On Wednesday Chinese dissident artist-activist Ai Weiwei was released after being held for 80 days without ever being formally charged, but having allegedly “confessed to tax evasion and destroying documents.” Though unclear at first, the terms of his release have gradually become known: he cannot leave Beijing for a year (so won’t attend next week’s opening of his photography exhibition at Asia Society, nor see his “Zodiac Heads” sculptures at the Pulitzer Fountain), and he cannot use Twitter.
So what is his status, exactly? Barbara Pollack explains in an Artnet article:

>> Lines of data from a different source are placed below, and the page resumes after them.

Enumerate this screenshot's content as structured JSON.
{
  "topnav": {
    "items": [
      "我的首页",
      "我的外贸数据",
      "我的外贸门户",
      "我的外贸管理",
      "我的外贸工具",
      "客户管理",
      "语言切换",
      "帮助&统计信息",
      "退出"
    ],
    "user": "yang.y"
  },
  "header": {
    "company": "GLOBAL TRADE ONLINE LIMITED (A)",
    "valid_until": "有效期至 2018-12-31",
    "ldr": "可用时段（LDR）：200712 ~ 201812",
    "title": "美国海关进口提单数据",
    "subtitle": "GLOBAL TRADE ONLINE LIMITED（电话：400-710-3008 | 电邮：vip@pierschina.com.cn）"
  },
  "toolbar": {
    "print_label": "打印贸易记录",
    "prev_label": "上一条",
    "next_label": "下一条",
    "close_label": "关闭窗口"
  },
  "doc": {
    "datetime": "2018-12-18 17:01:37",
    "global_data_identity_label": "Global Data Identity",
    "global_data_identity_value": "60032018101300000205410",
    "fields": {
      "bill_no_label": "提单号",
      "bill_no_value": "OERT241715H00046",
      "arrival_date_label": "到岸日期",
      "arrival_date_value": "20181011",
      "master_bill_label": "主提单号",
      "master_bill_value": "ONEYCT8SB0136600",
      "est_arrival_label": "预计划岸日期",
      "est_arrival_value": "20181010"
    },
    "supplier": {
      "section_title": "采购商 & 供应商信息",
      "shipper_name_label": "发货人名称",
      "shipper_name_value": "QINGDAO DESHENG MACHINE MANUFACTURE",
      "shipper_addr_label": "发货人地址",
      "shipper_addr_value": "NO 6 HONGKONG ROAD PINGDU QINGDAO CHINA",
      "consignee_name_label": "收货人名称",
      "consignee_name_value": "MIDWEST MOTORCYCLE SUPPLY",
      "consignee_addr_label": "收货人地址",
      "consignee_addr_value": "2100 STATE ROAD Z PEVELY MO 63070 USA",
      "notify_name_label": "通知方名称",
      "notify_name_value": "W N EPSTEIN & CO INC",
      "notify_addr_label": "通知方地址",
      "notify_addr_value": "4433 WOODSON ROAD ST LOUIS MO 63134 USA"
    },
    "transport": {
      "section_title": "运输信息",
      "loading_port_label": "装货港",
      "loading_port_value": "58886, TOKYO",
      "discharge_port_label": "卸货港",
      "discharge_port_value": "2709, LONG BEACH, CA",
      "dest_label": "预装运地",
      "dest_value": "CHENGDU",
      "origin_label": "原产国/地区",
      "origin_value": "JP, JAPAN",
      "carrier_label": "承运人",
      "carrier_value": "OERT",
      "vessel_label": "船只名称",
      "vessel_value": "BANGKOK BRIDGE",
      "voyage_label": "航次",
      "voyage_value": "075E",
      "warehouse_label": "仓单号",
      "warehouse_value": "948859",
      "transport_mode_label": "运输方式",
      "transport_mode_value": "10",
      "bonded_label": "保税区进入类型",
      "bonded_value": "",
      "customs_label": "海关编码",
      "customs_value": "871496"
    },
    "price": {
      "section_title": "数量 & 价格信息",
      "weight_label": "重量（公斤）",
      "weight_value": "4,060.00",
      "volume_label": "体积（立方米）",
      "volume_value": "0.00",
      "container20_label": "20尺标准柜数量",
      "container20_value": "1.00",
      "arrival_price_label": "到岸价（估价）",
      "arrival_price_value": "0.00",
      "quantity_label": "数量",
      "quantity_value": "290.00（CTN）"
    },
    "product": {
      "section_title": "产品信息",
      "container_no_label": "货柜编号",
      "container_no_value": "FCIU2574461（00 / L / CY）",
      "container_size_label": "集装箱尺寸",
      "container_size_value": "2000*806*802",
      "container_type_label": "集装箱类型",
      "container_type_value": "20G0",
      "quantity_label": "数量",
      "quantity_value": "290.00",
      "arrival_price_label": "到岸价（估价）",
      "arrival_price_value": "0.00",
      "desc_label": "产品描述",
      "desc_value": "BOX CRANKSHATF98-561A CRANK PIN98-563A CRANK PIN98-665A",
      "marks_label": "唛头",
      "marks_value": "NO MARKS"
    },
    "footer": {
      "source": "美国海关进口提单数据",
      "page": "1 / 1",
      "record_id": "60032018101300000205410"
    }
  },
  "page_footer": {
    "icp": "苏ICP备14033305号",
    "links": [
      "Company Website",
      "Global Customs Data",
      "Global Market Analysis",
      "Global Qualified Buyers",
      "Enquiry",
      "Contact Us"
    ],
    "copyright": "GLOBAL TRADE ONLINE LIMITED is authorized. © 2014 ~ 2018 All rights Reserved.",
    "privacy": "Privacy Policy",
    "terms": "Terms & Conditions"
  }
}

The Chinese term for Ai Weiwei’s status is “guobao houshen,” literally meaning “obtaining a guarantee pending trial.” […] It allows the Chinese government to save face and retain control over the artist, while he remains free and unindicted for the next year. Ai Weiwei will have to pay back taxes and perhaps pay a fine—his family has maintained his innocence—but he will probably avoid a prison sentence.
Reuters adds that Ai can’t give interviews, use Twitter or leave Beijing during the next twelve months:
Ai has freedom of movement within Beijing, but before he “goes out, he needs to report his whereabouts to them” for a year, the source said, but declined to elaborate who Ai needs to report to.
All of which is deplorable—as LEAP editor Phil Tinari tells Pollack, “The past 18 months have set China back 20 years”—and (not really at all) eerily reminiscent of the legal status of another international art star: Lindsay Lohan. Yes, Lindsay Lohan and Ai Weiwei have officially been mentioned in the same sentence.